Still, the last two times this scenario has presented itself, Heard and Patrick Mahomes last year had big games against the Sooners. But Oklahoma was away from Memorial Stadium.
“We’ll see, in this environment, if he can make those same plays,” Stoops said. “We have to make sure we do our job keeping him in the pocket, getting him in some uncomfortable situations. That’s always key to defense. If you let them control the line of scrimmage and run the football and get into manage situations all the time then we’re playing on their terms.”
Through a little more than six quarters, Lanning’s efficiency puts him sixth in the conference. It’s his ability with his legs that scare Oklahoma. In just one start, he’s third on the team in rushing yards.
“We are gonna have to be good against the run, whether it’s him running it or the running back,” Stoops said.
That is the main battle this weekend. Here’s a quick look at a few other key spots:
When Oklahoma has the ball. . .
Iowa State defensive end Dale Pierson vs. Sooners’ freshman tackle Orlando Brown
This is the final pre-test for Brown, who has shown an exponential growth at left tackle through his first eight games as a starter. Pierson presents plenty of challenges though. He’s tied for second in the conference with 6.5 sacks this season – second only to Oklahoma State’s Emmanuel Ogbah, who will be Brown’s final exam.
Before that, Brown will get Shawn Oakman and potentially TCU’s Josh Carraway. This week, it’s Pierson – a redshirt senior who will without a doubt be craft as well as athletic. After a stint in junior college, the 6-foot-2, 249-pound rush end is in his first full year as as starter.
Baker Mayfield vs. the Cyclones’ secondary
Through the first five games of the Big 12 season, Mayfield has only faced one secondary better than Iowa State’s, and against Texas, he threw for only 211 yards – and it wasn’t because Oklahoma was dominating on the ground. He set a season-low with only one touchdown pass in the game.
This is a good test for Mayfield and the Oklahoma passing attack, which will face three of the top four secondaries the rest of the season. The Sooners are still at the top of the conference in that category.
Iowa State isn’t going to force many turnovers (4 interceptions this year) to make it very hard on Mayfield to complete passes (60.2 completion percentage against), but the Cyclones will make him earn every yard.
When Iowa State has the ball. . .
Individually, Lazard is Iowa State’s best weapon. The 6-foot-5 target is only in his second year on campus but has been a key weapon for the Cyclones in both seasons.
On pace for 54 receptions and more than 700 yards in an offense that also has one of the top running backs in the league, Lazard will need to be accounted for on every play. Thomas is most likely to draw the assignment over Dakota Austin. Against Austin, Lazard would have nearly an eight-inch advantage.

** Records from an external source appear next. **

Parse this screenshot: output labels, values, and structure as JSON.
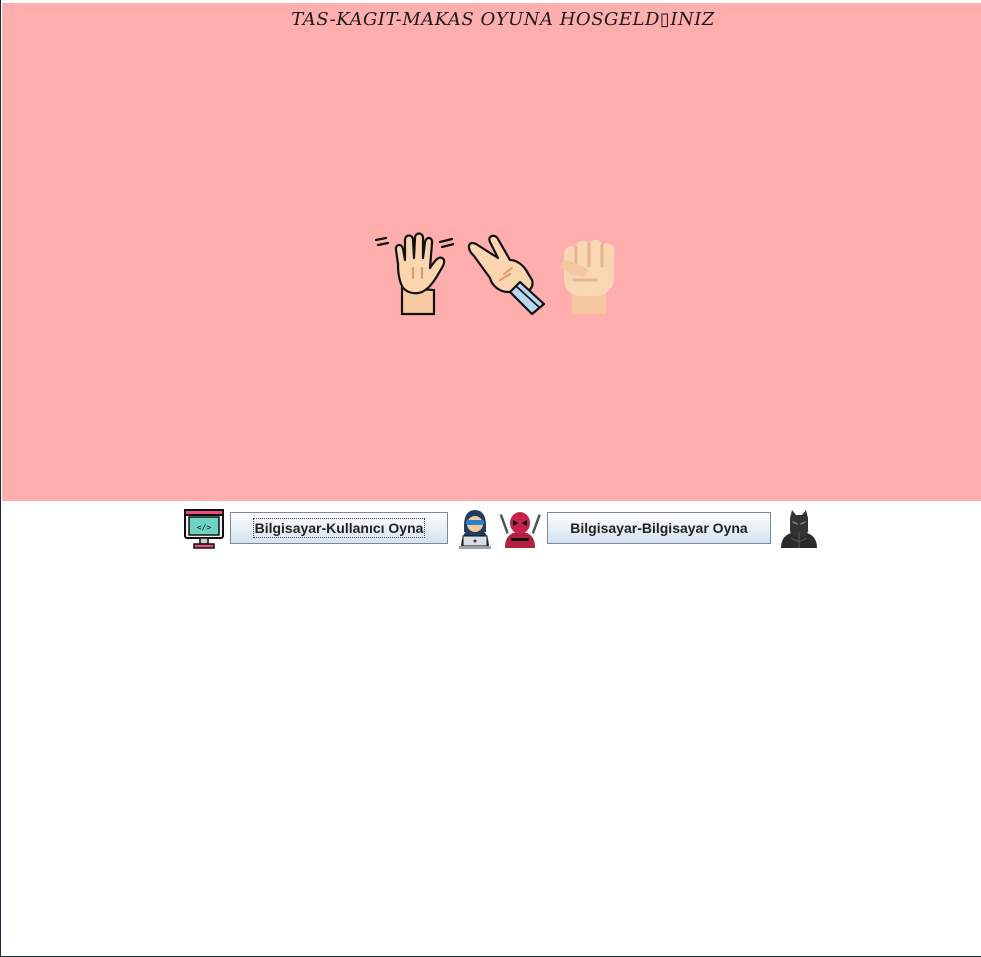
{
  "welcome": {
    "title": "TAS-KAGIT-MAKAS OYUNA HOSGELD▯INIZ",
    "background_color": "#ffaeae"
  },
  "hands": {
    "icons": [
      "paper-hand-icon",
      "scissors-hand-icon",
      "rock-fist-icon"
    ]
  },
  "controls": {
    "user_mode_label": "Bilgisayar-Kullanıcı Oyna",
    "computer_mode_label": "Bilgisayar-Bilgisayar Oyna",
    "icons": [
      "computer-monitor-icon",
      "hacker-laptop-icon",
      "deadpool-icon",
      "black-panther-icon"
    ]
  }
}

Thomas at least closes that gap a little bit, but look for Oklahoma to provide safety help over the top for much of the day.
Iowa State ground game vs. Oklahoma’s front seven-ish
Mike Warren was almost a Sooner. And if Joe Mixon hadn’t come to Norman, he just might have been. In either case, he’s off to a stellar sophomore season – ranked second in the league in rushing and seventh in all-purpose yards despite catching just eight passes.
Oklahoma’s run defense was worthy against Kansas, but it’ll be another test against the Cyclones, who are averaging 186.2 yards per game.
With Jordan Evans and Devante Bond back in play for Oklahoma, it’ll be interesting how defensive coordinator Mike Stoops rotates his linebackers.